Every line in the material below that includes "icon" should be copied.

= = = = =

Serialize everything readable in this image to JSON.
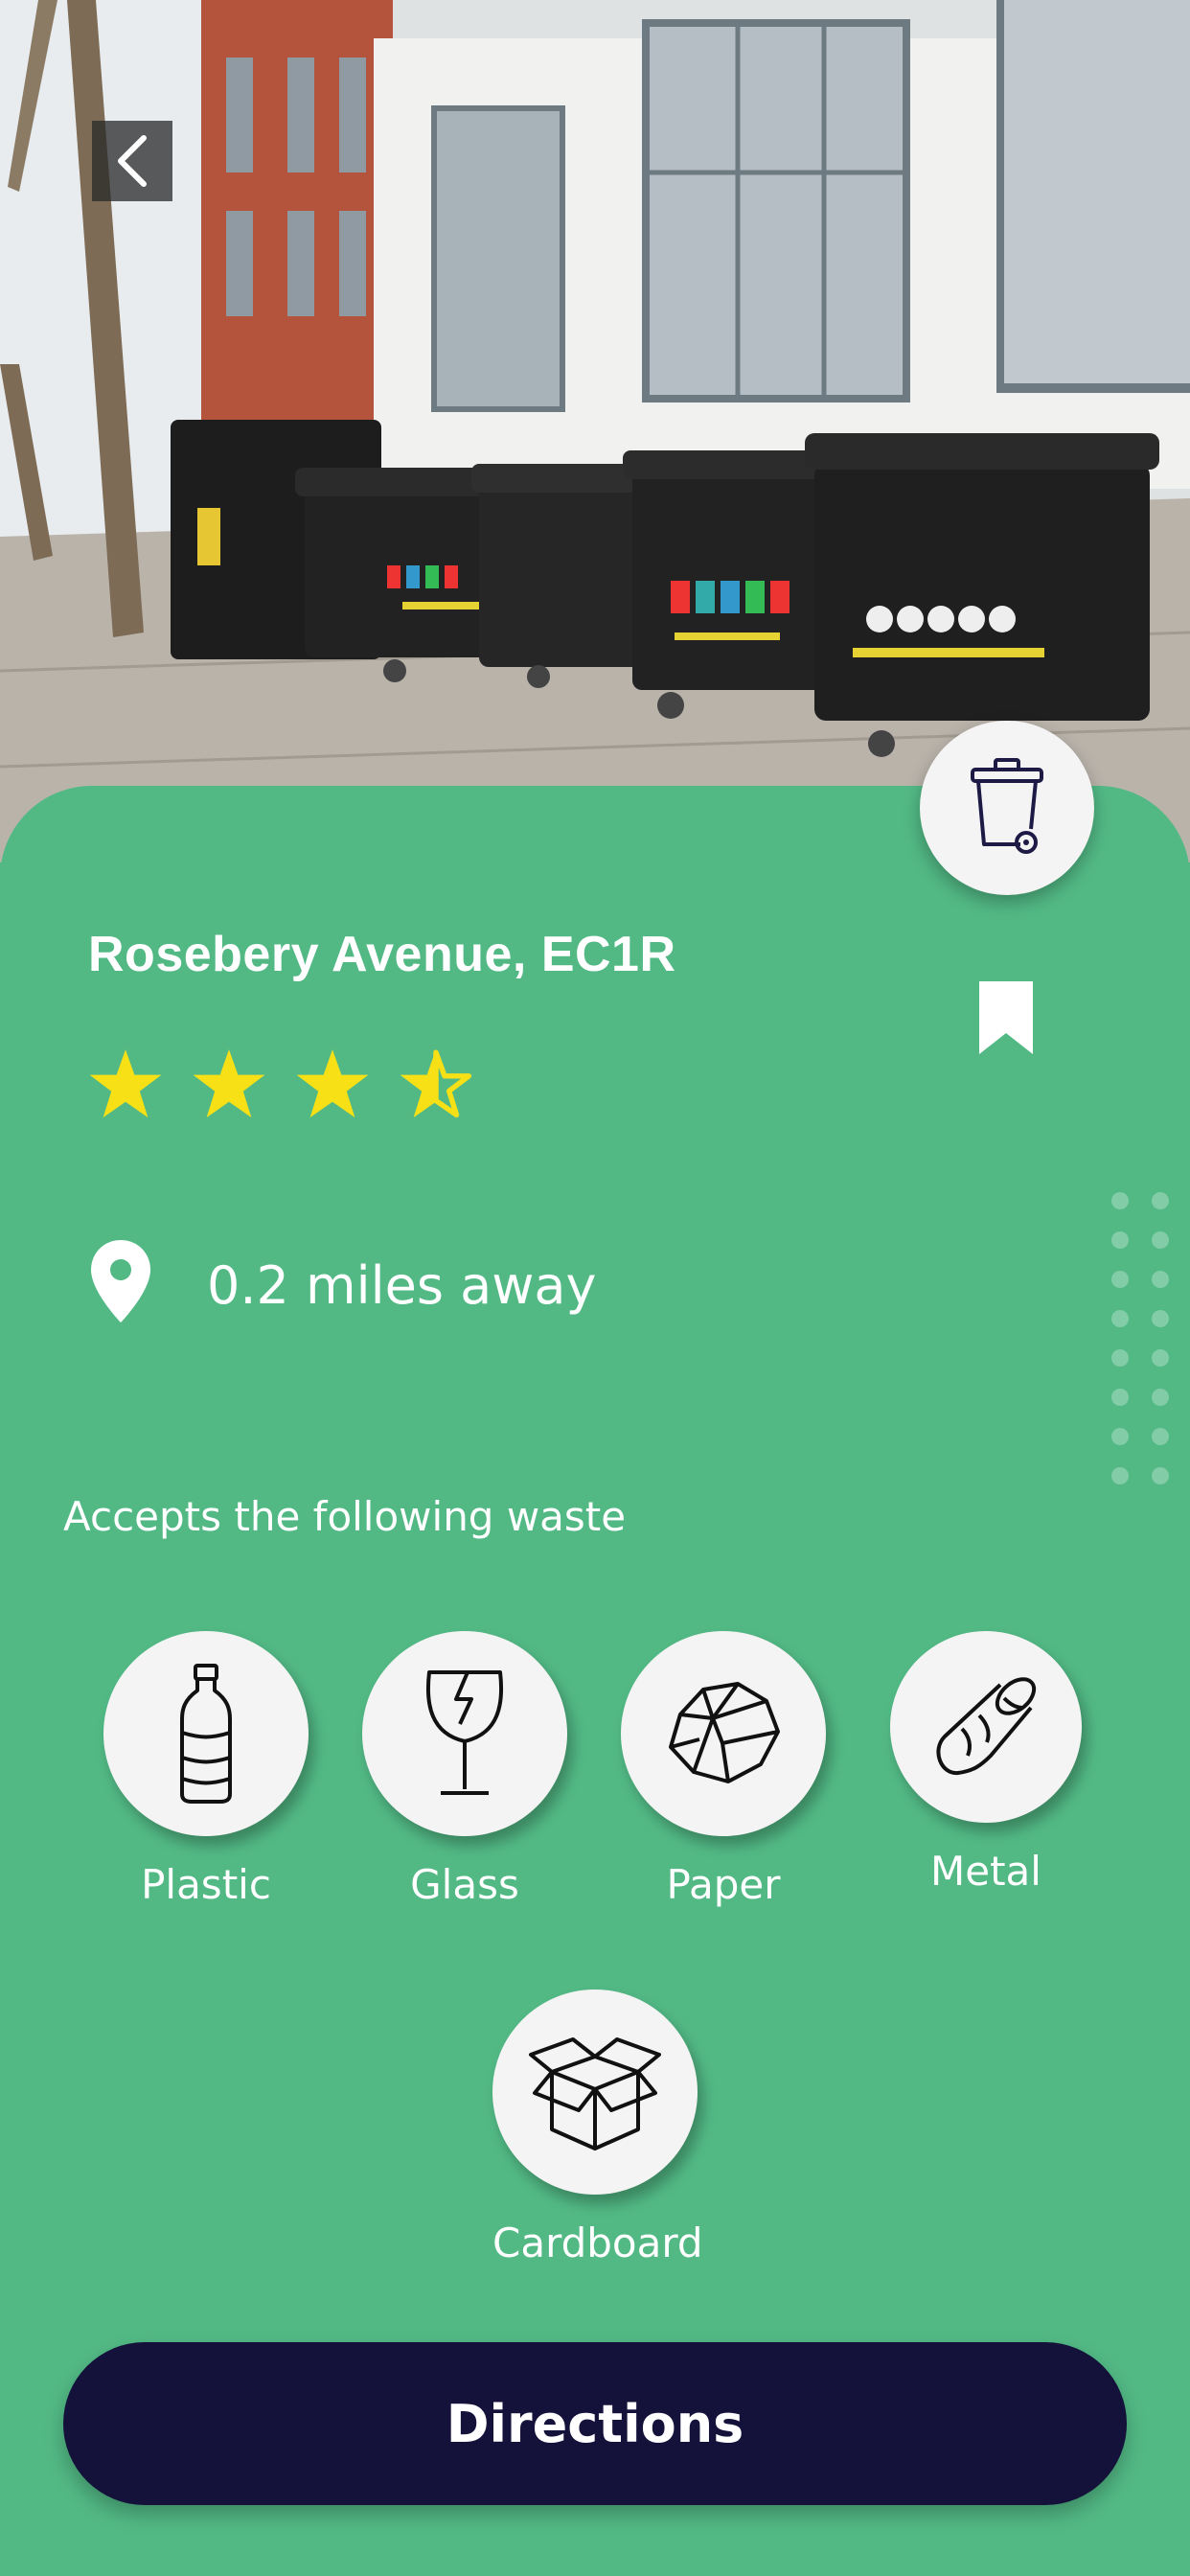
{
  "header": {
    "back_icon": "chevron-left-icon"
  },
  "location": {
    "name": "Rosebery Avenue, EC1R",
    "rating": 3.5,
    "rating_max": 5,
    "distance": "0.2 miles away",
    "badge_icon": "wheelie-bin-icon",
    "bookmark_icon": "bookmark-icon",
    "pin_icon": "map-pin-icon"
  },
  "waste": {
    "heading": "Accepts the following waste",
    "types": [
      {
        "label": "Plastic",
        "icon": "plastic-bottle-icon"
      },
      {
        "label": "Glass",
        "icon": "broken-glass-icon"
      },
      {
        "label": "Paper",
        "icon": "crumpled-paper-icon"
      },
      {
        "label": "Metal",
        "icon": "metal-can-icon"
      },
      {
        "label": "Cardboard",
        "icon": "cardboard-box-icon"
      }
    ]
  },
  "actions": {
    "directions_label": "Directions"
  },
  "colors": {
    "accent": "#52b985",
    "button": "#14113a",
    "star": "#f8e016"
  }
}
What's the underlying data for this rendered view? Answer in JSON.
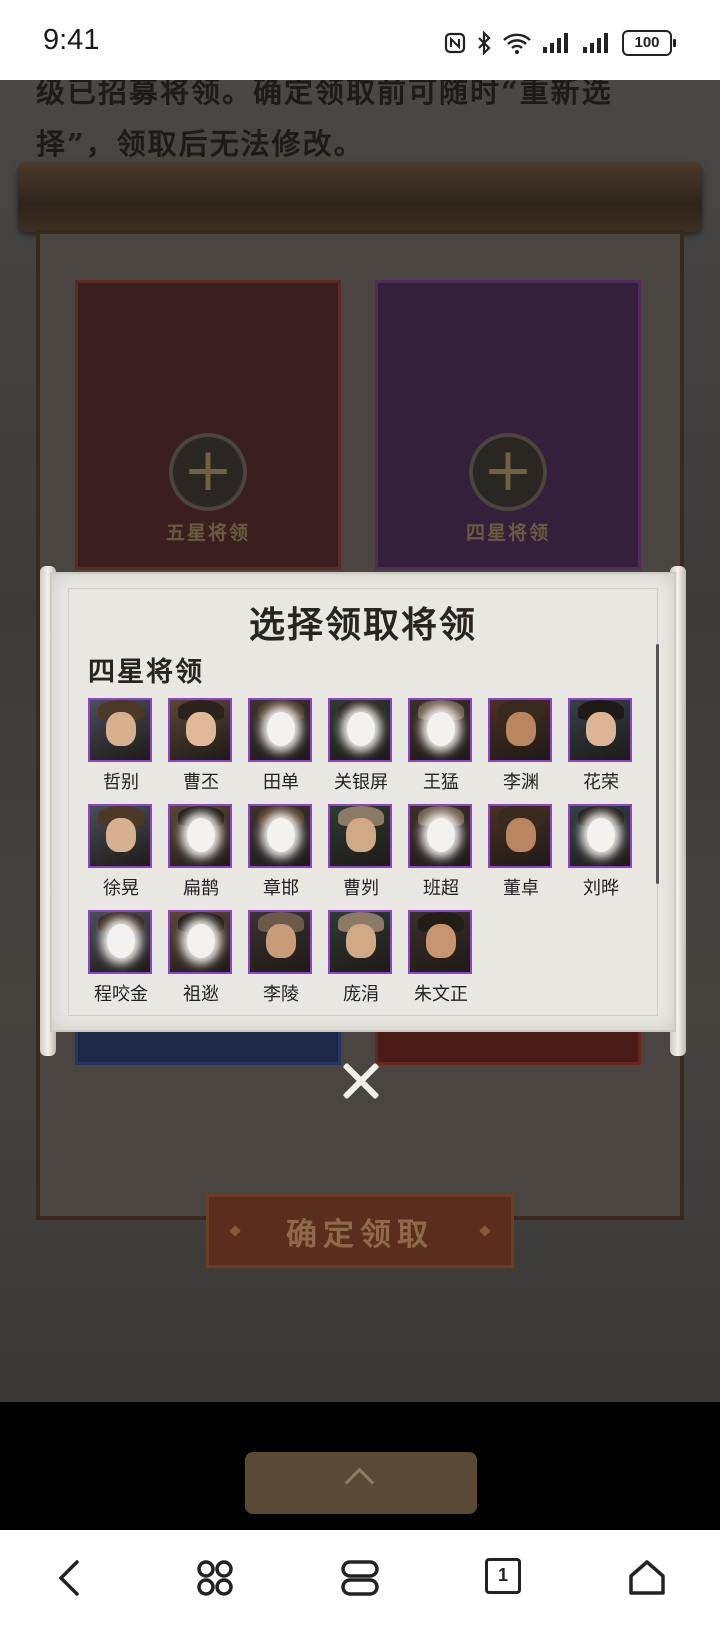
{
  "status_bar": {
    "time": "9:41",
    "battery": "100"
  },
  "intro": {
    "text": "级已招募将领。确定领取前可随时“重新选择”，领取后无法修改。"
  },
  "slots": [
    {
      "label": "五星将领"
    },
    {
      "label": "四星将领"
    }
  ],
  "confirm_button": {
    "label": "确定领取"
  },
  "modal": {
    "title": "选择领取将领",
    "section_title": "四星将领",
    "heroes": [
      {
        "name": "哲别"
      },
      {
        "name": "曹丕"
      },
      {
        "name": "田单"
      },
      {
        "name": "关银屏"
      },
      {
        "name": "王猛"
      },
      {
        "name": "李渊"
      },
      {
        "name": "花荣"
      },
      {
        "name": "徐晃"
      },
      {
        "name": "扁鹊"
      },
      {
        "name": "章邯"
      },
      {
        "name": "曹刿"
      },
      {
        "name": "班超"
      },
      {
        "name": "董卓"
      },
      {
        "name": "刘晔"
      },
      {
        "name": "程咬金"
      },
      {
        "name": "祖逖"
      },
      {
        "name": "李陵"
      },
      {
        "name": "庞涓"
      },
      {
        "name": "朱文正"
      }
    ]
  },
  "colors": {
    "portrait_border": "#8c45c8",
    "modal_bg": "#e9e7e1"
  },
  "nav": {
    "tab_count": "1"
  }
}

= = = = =

_PROBLEM SOLUTION_
    "back_icon": "chevron-left-icon"
    "badge_icon": "wheelie-bin-icon",
    "bookmark_icon": "bookmark-icon",
    "pin_icon": "map-pin-icon"
        "icon": "plastic-bottle-icon"
        "icon": "broken-glass-icon"
        "icon": "crumpled-paper-icon"
        "icon": "metal-can-icon"
        "icon": "cardboard-box-icon"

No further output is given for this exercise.